No Regrets – by Robin Archbold
The subject matter, especially the first two regrets, resonated so powerfully with my wife, Jo and I (49 and 63 years old) that we’ve decided to change our lives before it’s too late.
Regret 1: I wish I’d had the courage to live a life true to myself, not the life others expected of me.
Regret 2: I wish I didn’t work so hard.
I have had a love affair with words, written, spoken and sung, from a very early age. I took a 30-year hiatus as I attended to my careers and family. I returned to writing and performing poetry after my divorce in 1998. Twenty years of real estate and three bouts of depression later, I sold my agency in 2006 to pursue my creative dreams at the age of 53. I was fortunate to have the support of Jodie who worked as a nurse educator and then nurse practitioner while I gained a creative writing degree and performed my poetry and storytelling at major festivals and other venues throughout Australia. Now it’s her turn.
Jodie’s always had an aptitude for art, but was discouraged by her high school art teacher’s opinion of her work as ‘too cute’. In her early 20s, a chance tour with famous illustrator Alan Lee (Lord of the Rings, The Hobbit, Faeries with Brian Froud) of his barn studio in Devon validated her passion for fantasy and folklore. She renewed sculpting and drawing her favourite subjects. For the next quarter-century she learned and honed a range of skills.
Her current focus is on pencil portraits. At the beginning of the year, she tentatively asked on Facebook if anyone wanted her to do a portrait for them. She received 20 commissions before the end of the day, but because she works full-time, only does one every few weeks. What she can do with blocks of femo—the plasticised clay—and paintbrush and pencil is the stuff of fantasy. She was always ahead of the trends; steampunk, owls, foxes. She always knew what was coming. She’s worked her way up the nursing ladder; from private care of aging British lords in English country manors, to remote aboriginal settlements on the Gulf of Carpentaria, to nurse practitioner at Nambour Hospital and project management for the new Sunshine Coast University Hospital. Experienced and highly proficient as she is, stress is ever present and takes its toll.
The Turning Point, The Plan and The Leap
Time, health and willpower run out eventually, and windows of opportunity to make dreams come true close with age and infirmity. Jodie wants to spend more time with our 11-year-old daughter Ella before she leaves home. In October this year, Jodie quit the high-powered career and took a well-earned break. She has a two-day position as a nurse practitioner to return to, and I am a sessional academic at the University of the Sunshine Coast.There is a base level of income to pay most bills, but nothing for frills. We have a little house on the Range at Mapleton with a modest ocean view and a lovely studio we made in our beautiful garden. The plan is to combine our successful career experiences and well-honed skills to create and sell our creativity from home via the Internet and other avenues. We have no delusions; according to the Australian Bureau of Statistics, the average annual income for a professional writer is $12,480. Artists are similarly poorly paid. This does not encourage someone to leave a well-paid job. It will require brains, application and teamwork, but our skillsets and combined experience should stand us in good stead.

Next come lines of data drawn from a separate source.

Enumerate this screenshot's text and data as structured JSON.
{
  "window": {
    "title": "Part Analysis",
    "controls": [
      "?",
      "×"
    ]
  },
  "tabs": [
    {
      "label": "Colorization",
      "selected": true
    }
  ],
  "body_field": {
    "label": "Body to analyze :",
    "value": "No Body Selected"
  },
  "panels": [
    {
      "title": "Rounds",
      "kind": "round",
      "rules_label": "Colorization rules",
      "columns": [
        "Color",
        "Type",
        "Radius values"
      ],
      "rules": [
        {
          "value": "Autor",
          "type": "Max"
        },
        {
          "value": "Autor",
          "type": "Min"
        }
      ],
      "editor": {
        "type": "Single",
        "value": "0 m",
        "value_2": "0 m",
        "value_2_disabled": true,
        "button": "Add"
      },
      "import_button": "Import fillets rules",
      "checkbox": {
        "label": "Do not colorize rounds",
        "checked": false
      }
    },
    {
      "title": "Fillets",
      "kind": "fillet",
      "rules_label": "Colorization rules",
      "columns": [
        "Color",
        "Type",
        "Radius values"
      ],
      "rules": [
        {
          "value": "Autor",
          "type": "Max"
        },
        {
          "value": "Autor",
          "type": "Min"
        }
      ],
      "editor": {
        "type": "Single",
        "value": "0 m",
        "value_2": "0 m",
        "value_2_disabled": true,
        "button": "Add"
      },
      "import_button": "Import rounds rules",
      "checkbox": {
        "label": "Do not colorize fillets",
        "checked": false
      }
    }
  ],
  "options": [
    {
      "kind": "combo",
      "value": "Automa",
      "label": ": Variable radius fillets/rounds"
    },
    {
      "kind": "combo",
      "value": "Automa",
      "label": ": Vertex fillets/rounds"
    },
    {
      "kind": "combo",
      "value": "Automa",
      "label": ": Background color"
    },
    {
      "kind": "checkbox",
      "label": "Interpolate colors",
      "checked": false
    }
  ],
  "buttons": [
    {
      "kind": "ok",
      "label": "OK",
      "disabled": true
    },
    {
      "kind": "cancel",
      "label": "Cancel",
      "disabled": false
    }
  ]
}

There is still a degree of trepidation of course, but leaps into the unknown are sometimes the lesser of the two evils, despite the fear. Most people have a dream life tucked away, but choose the ‘safe’ option. We all have a ‘What if?’ or ‘If only’ as demonstrated by Bronnie Ware’s ‘Regret 1: I wish I’d had the courage to live a life true to myself.’
We’re both creative on a number of levels; with a combination of excellent presentation skills, sales and promotional acumen, and very high professional standards with proven work ethics. Jodie’s far more organised, efficient and disciplined than I am, and I’m more entrepreneurial. If we utilise our skills cooperatively, we can succeed at our new venture.
My contribution will consist of freelance writing and editing, writing novels and eBooks, running school poetry, writing and performance workshops, writing programs through libraries, and fees for performance poetry and storytelling at festivals and other venues.
Jodie’s will be to produce drawings, paintings, and portraits, some of which can be used to produce prints to sell online or via markets. She can also run various artistic workshops in her garden studio, an enterprise for which she’s perfectly suited.
So, here I sit writing this story for Pastiche, for which I’ll receive a small payment. Well-paid Woodford gigs are coming up, and there’s an eBook to publish and a first novel to complete. After Christmas, we formulate the business plan that we’ll put into practice next year. The goal is to see if we can make the dream a reality.We want to live a life true to ourselves, rather than one daywonder what might have been if only we’d had the courage to take the leap.